More on responsibility, accountability and values.
August 14, 2007
I read a very troubling article in the African Executive on the growth of human sacrifice in Liberia. Culled from the article:
Locally called “Gboyo” – the practice of killing people so that their body parts can be extracted and offered as sacrifices to bring power, wealth and success has not been addressed by Liberian elites. This has made the practice to grow to such an extent that on June 29, 2005, prior to Liberia’s current democratic dispensation, its interim leader, Gyude Bryant, warned any aspiring presidential candidates tempted to boost their chances by carrying out human sacrifices that they would be executed. “If you think you can take somebody’s life in order to be president, or the speaker (of parliament) or a senator, without anything being done to you, then you are fooling yourself,” he warned.
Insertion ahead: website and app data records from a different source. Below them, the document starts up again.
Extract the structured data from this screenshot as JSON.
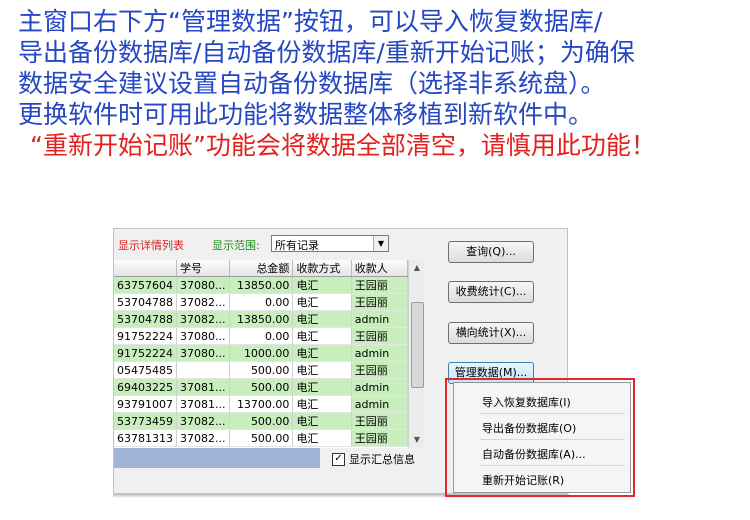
{
  "caption": {
    "line1": "主窗口右下方“管理数据”按钮，可以导入恢复数据库/",
    "line2": "导出备份数据库/自动备份数据库/重新开始记账；为确保",
    "line3": "数据安全建议设置自动备份数据库（选择非系统盘）。",
    "line4": "更换软件时可用此功能将数据整体移植到新软件中。",
    "line5": "“重新开始记账”功能会将数据全部清空，请慎用此功能！"
  },
  "colors": {
    "caption": "#2547c4",
    "warning": "#e3201c",
    "row_highlight": "#c9eebe",
    "menu_border": "#e32a2a"
  },
  "toolbar": {
    "detail_label": "显示详情列表",
    "range_label": "显示范围:",
    "range_value": "所有记录"
  },
  "table": {
    "columns": [
      "",
      "学号",
      "总金额",
      "收款方式",
      "收款人"
    ],
    "rows": [
      [
        "63757604",
        "37080...",
        "13850.00",
        "电汇",
        "王园丽"
      ],
      [
        "53704788",
        "37082...",
        "0.00",
        "电汇",
        "王园丽"
      ],
      [
        "53704788",
        "37082...",
        "13850.00",
        "电汇",
        "admin"
      ],
      [
        "91752224",
        "37080...",
        "0.00",
        "电汇",
        "王园丽"
      ],
      [
        "91752224",
        "37080...",
        "1000.00",
        "电汇",
        "admin"
      ],
      [
        "05475485",
        "",
        "500.00",
        "电汇",
        "王园丽"
      ],
      [
        "69403225",
        "37081...",
        "500.00",
        "电汇",
        "admin"
      ],
      [
        "93791007",
        "37081...",
        "13700.00",
        "电汇",
        "admin"
      ],
      [
        "53773459",
        "37082...",
        "500.00",
        "电汇",
        "王园丽"
      ],
      [
        "63781313",
        "37082...",
        "500.00",
        "电汇",
        "王园丽"
      ]
    ]
  },
  "summary_checkbox_label": "显示汇总信息",
  "buttons": {
    "query": "查询(Q)...",
    "fee_stats": "收费统计(C)...",
    "cross_stats": "横向统计(X)...",
    "manage_data": "管理数据(M)..."
  },
  "menu": {
    "items": [
      "导入恢复数据库(I)",
      "导出备份数据库(O)",
      "自动备份数据库(A)...",
      "重新开始记账(R)"
    ]
  }
}
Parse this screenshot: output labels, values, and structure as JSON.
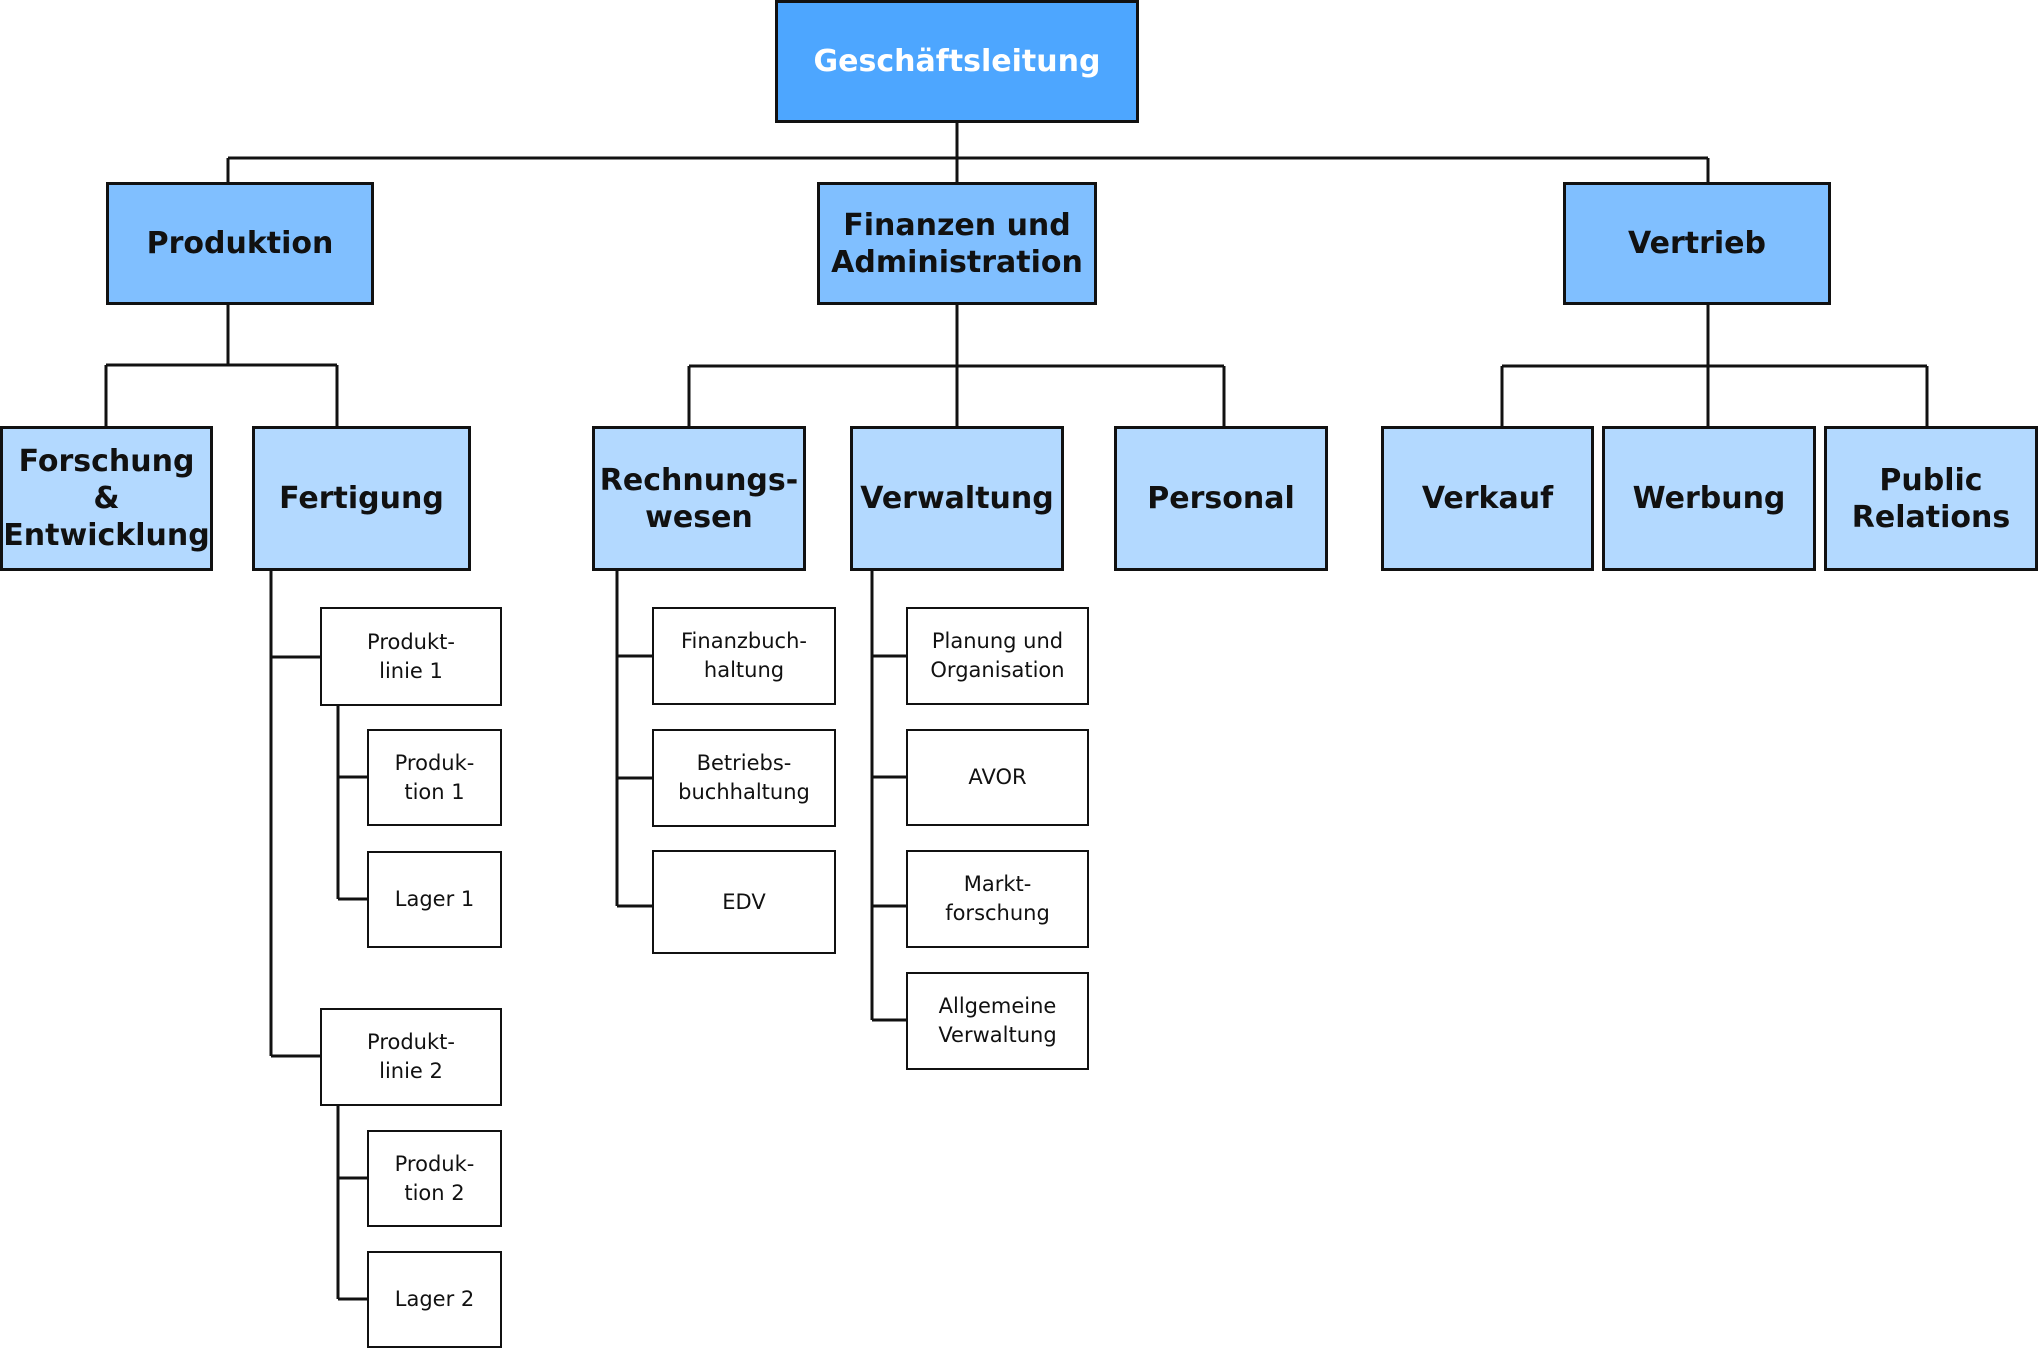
{
  "diagram": {
    "type": "org-chart",
    "colors": {
      "top": "#4DA6FF",
      "level2": "#80BFFF",
      "level3": "#B3D9FF",
      "level4": "#FFFFFF",
      "line": "#111111"
    },
    "root": {
      "label": "Geschäftsleitung"
    },
    "divisions": [
      {
        "label": "Produktion",
        "departments": [
          {
            "label": "Forschung &\nEntwicklung",
            "units": []
          },
          {
            "label": "Fertigung",
            "units": [
              {
                "label": "Produkt-\nlinie 1",
                "children": [
                  {
                    "label": "Produk-\ntion 1"
                  },
                  {
                    "label": "Lager 1"
                  }
                ]
              },
              {
                "label": "Produkt-\nlinie 2",
                "children": [
                  {
                    "label": "Produk-\ntion 2"
                  },
                  {
                    "label": "Lager 2"
                  }
                ]
              }
            ]
          }
        ]
      },
      {
        "label": "Finanzen und\nAdministration",
        "departments": [
          {
            "label": "Rechnungs-\nwesen",
            "units": [
              {
                "label": "Finanzbuch-\nhaltung"
              },
              {
                "label": "Betriebs-\nbuchhaltung"
              },
              {
                "label": "EDV"
              }
            ]
          },
          {
            "label": "Verwaltung",
            "units": [
              {
                "label": "Planung und\nOrganisation"
              },
              {
                "label": "AVOR"
              },
              {
                "label": "Markt-\nforschung"
              },
              {
                "label": "Allgemeine\nVerwaltung"
              }
            ]
          },
          {
            "label": "Personal",
            "units": []
          }
        ]
      },
      {
        "label": "Vertrieb",
        "departments": [
          {
            "label": "Verkauf",
            "units": []
          },
          {
            "label": "Werbung",
            "units": []
          },
          {
            "label": "Public\nRelations",
            "units": []
          }
        ]
      }
    ]
  }
}
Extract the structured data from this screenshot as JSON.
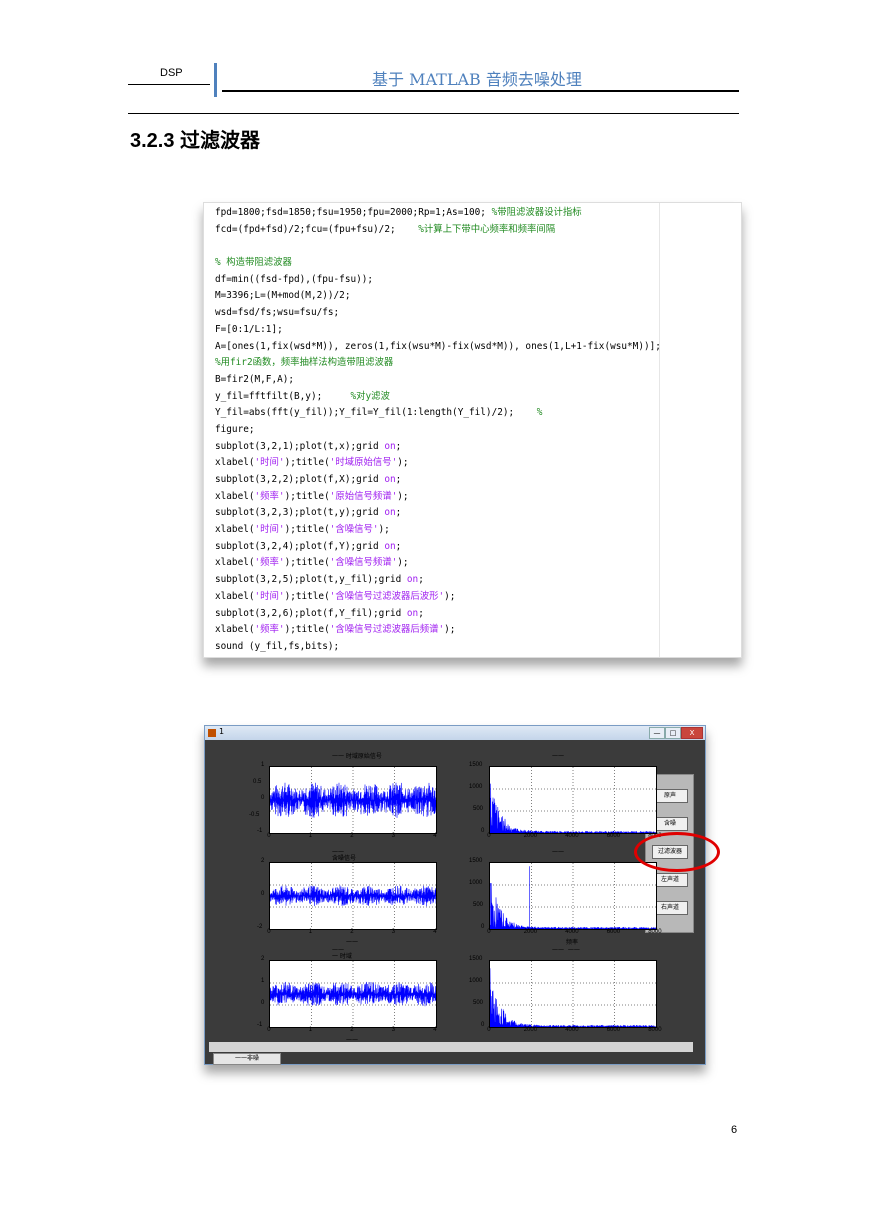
{
  "header": {
    "left_label": "DSP",
    "title": "基于 MATLAB 音频去噪处理",
    "accent_color": "#4f81bd"
  },
  "section_title": "3.2.3 过滤波器",
  "code": [
    [
      [
        "c",
        "fpd=1800;fsd=1850;fsu=1950;fpu=2000;Rp=1;As=100; "
      ],
      [
        "m",
        "%带阻滤波器设计指标"
      ]
    ],
    [
      [
        "c",
        "fcd=(fpd+fsd)/2;fcu=(fpu+fsu)/2;    "
      ],
      [
        "m",
        "%计算上下带中心频率和频率间隔"
      ]
    ],
    [],
    [
      [
        "m",
        "% 构造带阻滤波器"
      ]
    ],
    [
      [
        "c",
        "df=min((fsd-fpd),(fpu-fsu));"
      ]
    ],
    [
      [
        "c",
        "M=3396;L=(M+mod(M,2))/2;"
      ]
    ],
    [
      [
        "c",
        "wsd=fsd/fs;wsu=fsu/fs;"
      ]
    ],
    [
      [
        "c",
        "F=[0:1/L:1];"
      ]
    ],
    [
      [
        "c",
        "A=[ones(1,fix(wsd*M)), zeros(1,fix(wsu*M)-fix(wsd*M)), ones(1,L+1-fix(wsu*M))];"
      ]
    ],
    [
      [
        "m",
        "%用fir2函数，频率抽样法构造带阻滤波器"
      ]
    ],
    [
      [
        "c",
        "B=fir2(M,F,A);"
      ]
    ],
    [
      [
        "c",
        "y_fil=fftfilt(B,y);     "
      ],
      [
        "m",
        "%对y滤波"
      ]
    ],
    [
      [
        "c",
        "Y_fil=abs(fft(y_fil));Y_fil=Y_fil(1:length(Y_fil)/2);    "
      ],
      [
        "m",
        "%"
      ]
    ],
    [
      [
        "c",
        "figure;"
      ]
    ],
    [
      [
        "c",
        "subplot(3,2,1);plot(t,x);grid "
      ],
      [
        "s",
        "on"
      ],
      [
        "c",
        ";"
      ]
    ],
    [
      [
        "c",
        "xlabel("
      ],
      [
        "s",
        "'时间'"
      ],
      [
        "c",
        ");title("
      ],
      [
        "s",
        "'时域原始信号'"
      ],
      [
        "c",
        ");"
      ]
    ],
    [
      [
        "c",
        "subplot(3,2,2);plot(f,X);grid "
      ],
      [
        "s",
        "on"
      ],
      [
        "c",
        ";"
      ]
    ],
    [
      [
        "c",
        "xlabel("
      ],
      [
        "s",
        "'频率'"
      ],
      [
        "c",
        ");title("
      ],
      [
        "s",
        "'原始信号频谱'"
      ],
      [
        "c",
        ");"
      ]
    ],
    [
      [
        "c",
        "subplot(3,2,3);plot(t,y);grid "
      ],
      [
        "s",
        "on"
      ],
      [
        "c",
        ";"
      ]
    ],
    [
      [
        "c",
        "xlabel("
      ],
      [
        "s",
        "'时间'"
      ],
      [
        "c",
        ");title("
      ],
      [
        "s",
        "'含噪信号'"
      ],
      [
        "c",
        ");"
      ]
    ],
    [
      [
        "c",
        "subplot(3,2,4);plot(f,Y);grid "
      ],
      [
        "s",
        "on"
      ],
      [
        "c",
        ";"
      ]
    ],
    [
      [
        "c",
        "xlabel("
      ],
      [
        "s",
        "'频率'"
      ],
      [
        "c",
        ");title("
      ],
      [
        "s",
        "'含噪信号频谱'"
      ],
      [
        "c",
        ");"
      ]
    ],
    [
      [
        "c",
        "subplot(3,2,5);plot(t,y_fil);grid "
      ],
      [
        "s",
        "on"
      ],
      [
        "c",
        ";"
      ]
    ],
    [
      [
        "c",
        "xlabel("
      ],
      [
        "s",
        "'时间'"
      ],
      [
        "c",
        ");title("
      ],
      [
        "s",
        "'含噪信号过滤波器后波形'"
      ],
      [
        "c",
        ");"
      ]
    ],
    [
      [
        "c",
        "subplot(3,2,6);plot(f,Y_fil);grid "
      ],
      [
        "s",
        "on"
      ],
      [
        "c",
        ";"
      ]
    ],
    [
      [
        "c",
        "xlabel("
      ],
      [
        "s",
        "'频率'"
      ],
      [
        "c",
        ");title("
      ],
      [
        "s",
        "'含噪信号过滤波器后频谱'"
      ],
      [
        "c",
        ");"
      ]
    ],
    [
      [
        "c",
        "sound (y_fil,fs,bits);"
      ]
    ]
  ],
  "code_colors": {
    "code": "#000000",
    "comment": "#228b22",
    "string": "#a020f0"
  },
  "matlab_window": {
    "title": "1",
    "min_label": "—",
    "max_label": "□",
    "close_label": "X",
    "buttons": [
      "原声",
      "含噪",
      "过滤波器",
      "左声道",
      "右声道"
    ],
    "status_tab": "一一非噪",
    "plots": [
      {
        "title": "一一 时域原始信号",
        "xlabel": "",
        "y_ticks": [
          "1",
          "0.5",
          "0",
          "-0.5",
          "-1"
        ],
        "x_ticks": [
          "0",
          "1",
          "2",
          "3",
          "4"
        ],
        "ylim": [
          -1,
          1
        ],
        "kind": "wave",
        "amp": 0.55
      },
      {
        "title": "一一",
        "xlabel": "",
        "y_ticks": [
          "1500",
          "1000",
          "500",
          "0"
        ],
        "x_ticks": [
          "0",
          "2000",
          "4000",
          "6000",
          "8000"
        ],
        "ylim": [
          0,
          1500
        ],
        "kind": "spectrum",
        "spike": null
      },
      {
        "title": "一一\n含噪信号",
        "xlabel": "一一",
        "y_ticks": [
          "2",
          "0",
          "-2"
        ],
        "x_ticks": [
          "0",
          "1",
          "2",
          "3",
          "4"
        ],
        "ylim": [
          -2,
          2
        ],
        "kind": "wave",
        "amp": 0.32
      },
      {
        "title": "一一",
        "xlabel": "频率",
        "y_ticks": [
          "1500",
          "1000",
          "500",
          "0"
        ],
        "x_ticks": [
          "0",
          "2000",
          "4000",
          "6000",
          "8000"
        ],
        "ylim": [
          0,
          1500
        ],
        "kind": "spectrum",
        "spike": 1900
      },
      {
        "title": "一一\n一 时域",
        "xlabel": "一一",
        "y_ticks": [
          "2",
          "1",
          "0",
          "-1"
        ],
        "x_ticks": [
          "0",
          "1",
          "2",
          "3",
          "4"
        ],
        "ylim": [
          -1,
          2
        ],
        "kind": "wave",
        "amp": 0.38
      },
      {
        "title": "一一  一一",
        "xlabel": "",
        "y_ticks": [
          "1500",
          "1000",
          "500",
          "0"
        ],
        "x_ticks": [
          "0",
          "2000",
          "4000",
          "6000",
          "8000"
        ],
        "ylim": [
          0,
          1500
        ],
        "kind": "spectrum",
        "spike": null
      }
    ],
    "highlight_color": "#e00000",
    "highlighted_button": "过滤波器"
  },
  "page_number": "6"
}
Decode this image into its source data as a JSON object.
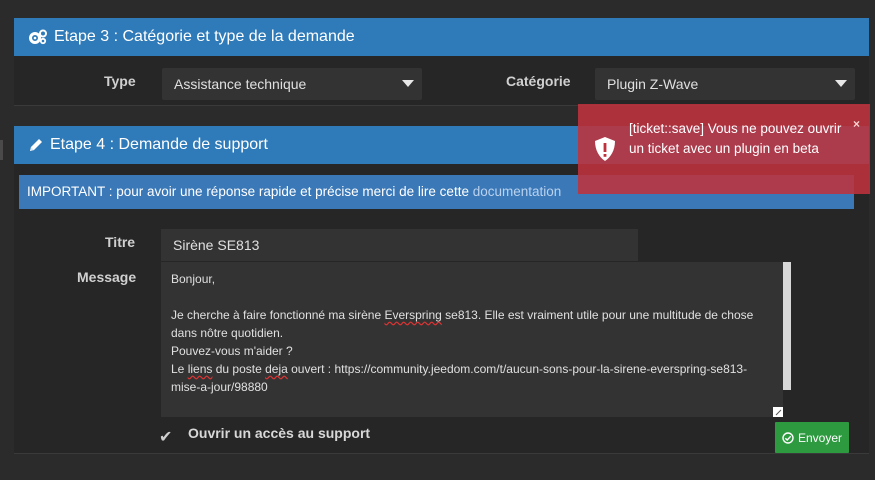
{
  "step3": {
    "title": "Etape 3 : Catégorie et type de la demande",
    "type_label": "Type",
    "type_value": "Assistance technique",
    "category_label": "Catégorie",
    "category_value": "Plugin Z-Wave"
  },
  "step4": {
    "title": "Etape 4 : Demande de support",
    "important_bold": "IMPORTANT : pour avoir une réponse rapide et précise merci de lire cette",
    "important_link": "documentation",
    "title_label": "Titre",
    "title_value": "Sirène SE813",
    "message_label": "Message",
    "message_lines": [
      "Bonjour,",
      "",
      "Je cherche à faire fonctionné ma sirène Everspring se813. Elle est vraiment utile pour une multitude de chose",
      "dans nôtre quotidien.",
      "Pouvez-vous m'aider ?",
      "Le liens du poste deja ouvert : https://community.jeedom.com/t/aucun-sons-pour-la-sirene-everspring-se813-",
      "mise-a-jour/98880"
    ],
    "support_access_label": "Ouvrir un accès au support",
    "send_label": "Envoyer"
  },
  "alert": {
    "message": "[ticket::save] Vous ne pouvez ouvrir un ticket avec un plugin en beta",
    "close": "×"
  },
  "colors": {
    "header_blue": "#2f7ab8",
    "alert_red": "#be323c",
    "send_green": "#2e9a40"
  }
}
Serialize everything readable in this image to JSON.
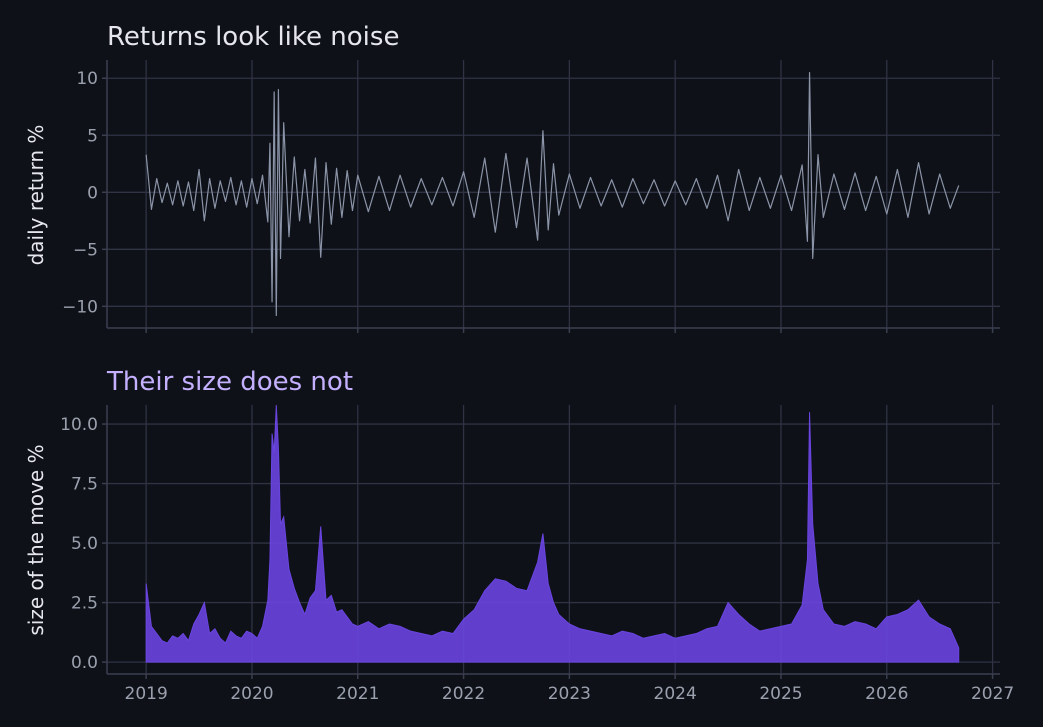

The highlight of Liberia’s human sacrifice was supremely seen during the 14-year vicious civil war (1989-2003), where a mixture of the negative aspects of Liberia’s traditional cultural values and the criminal behaviour of its mindless “Big Men,” who have the cultural belief, like most Africa societies, that it is culturally right to sacrifice their victims for their various ambitions prevailed. In this atmosphere, child soldiers ate their victims’ hearts and other body parts for spiritual powers.
How is the oldest “Republic in Africa,” supposed to be a shining light of Africa, so challenged by negative cultural practices that threaten to undo its developmental gains? That the growth in human sacrifice appears not to go away 150 years after independence shows that Liberia is yet to have a wholistic grasp of its cultural values (positive or negative) that drive the foundations of development.
The article written by Kofi Akosah-Sarpong of the Expo Times Independent Sierra Leone is very troubling to say the least. It confirms once more what the Bible states about the “heart of man” in Jeremiah 17:9:
“The heart is deceitful above all things, and desperately wicked: who can know it?”
August 6, 2007
In an effort to have more focused discussions over at Afrospear, we are starting a monthly carnival with rotating topics. As I understand it, the way a carnival works is that those who wish to participate, post an essay on the topic on your blog page and forward the link to us at Afrospear@hotmail.com. We will post all the links and then have a discussion on the essays which have been submitted.
I am re-reading “The Mis-Education of the Negro” by Carter Woodson. The first edition was printed in 1933. I am stunned by how many of the issues he discussed then, appear to be relevant today…. in 2007.
It has inspired me to submit for the first topic of our monthly carnival, the issue of education with the Black/African community. Some questions to consider: Are we currently suffering from mis-education? What is your opinion and/or perspective on how our young are being educated? Are they being mis-educated and if so, what are the dynamics and results of this process of mis-education that you see? Does education have the power to change our lives and if so, do we, as a people, truly value and take advantage of that opportunity? What solutions and/or strategies do you propose to the education dilemma which is facing our community(ies)? It would be beneficial and enlightening to hear from different regions of the Diaspora and from the Motherland itself.
Please have your link submitted by Friday 31 August and the carnival date will be Monday 03 September. We also welcome your suggestions on topics you would like to see discussed here in the future.